What about using the recursive formula to avoid calculating the factorials explicitly? Something like

# def log_binomial(n,k)
# b = 1
# for i in range(1,k): b += log(n-(k-i)) – log(i)
# return b

1. Carl Löndahl says:

Yeah, why not? Nice 🙂

2. diegocaro says:

If you replace range by xrange, the script will require less memory

1. Carl Löndahl says:

True! I can’t see why you shouldn’t. I didn’t know this until now, thanks!

3. Sergey Shashkov says:

The same time, but the exact result.
And it does work for (80000 40000).

# def pow_binomial(n, k):
# ….def eratosthenes_simple_numbers(N):
# ……..yield 2
# ……..nonsimp = set()
# ……..for i in range(3, N + 1, 2):
# …………if i not in nonsimp:
# …………….nonsimp |= {j for j in range(i * i, N + 1, 2 * i)}
# …………….yield i
# ….def calc_pow_in_factorial(a, p):
# ……..res = 0
# ……..while a:
# …………a //= p
# …………res += a
# ……..return res
# ….ans = 1
# ….for p in eratosthenes_simple_numbers(n+1):
# ……..ans *= p ** (calc_pow_in_factorial(n, p) – calc_pow_in_factorial(k, p) – calc_pow_in_factorial(n – k, p))
# ….return ans

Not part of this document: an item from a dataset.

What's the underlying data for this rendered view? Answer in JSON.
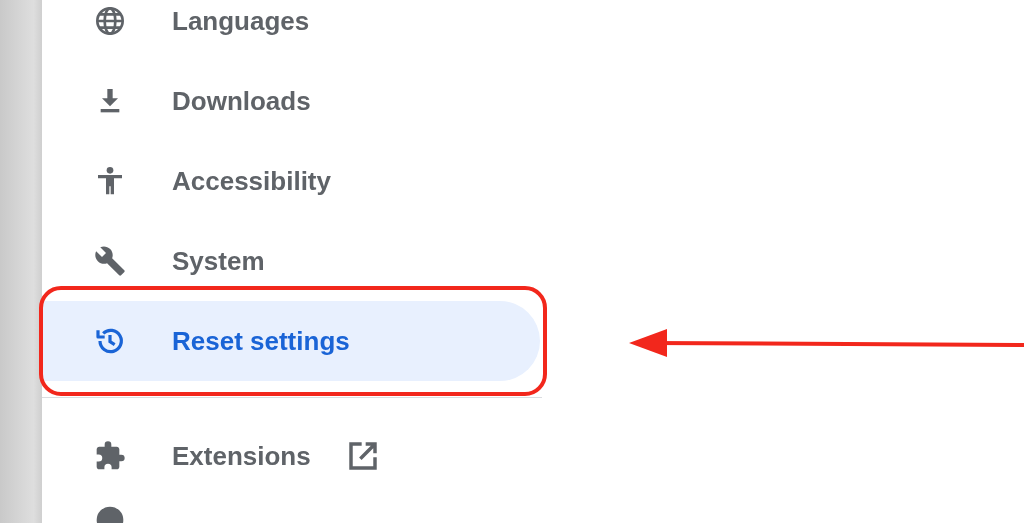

1. Carl Löndahl says:

Yes, this works very well! Thank you, I have added it to the post.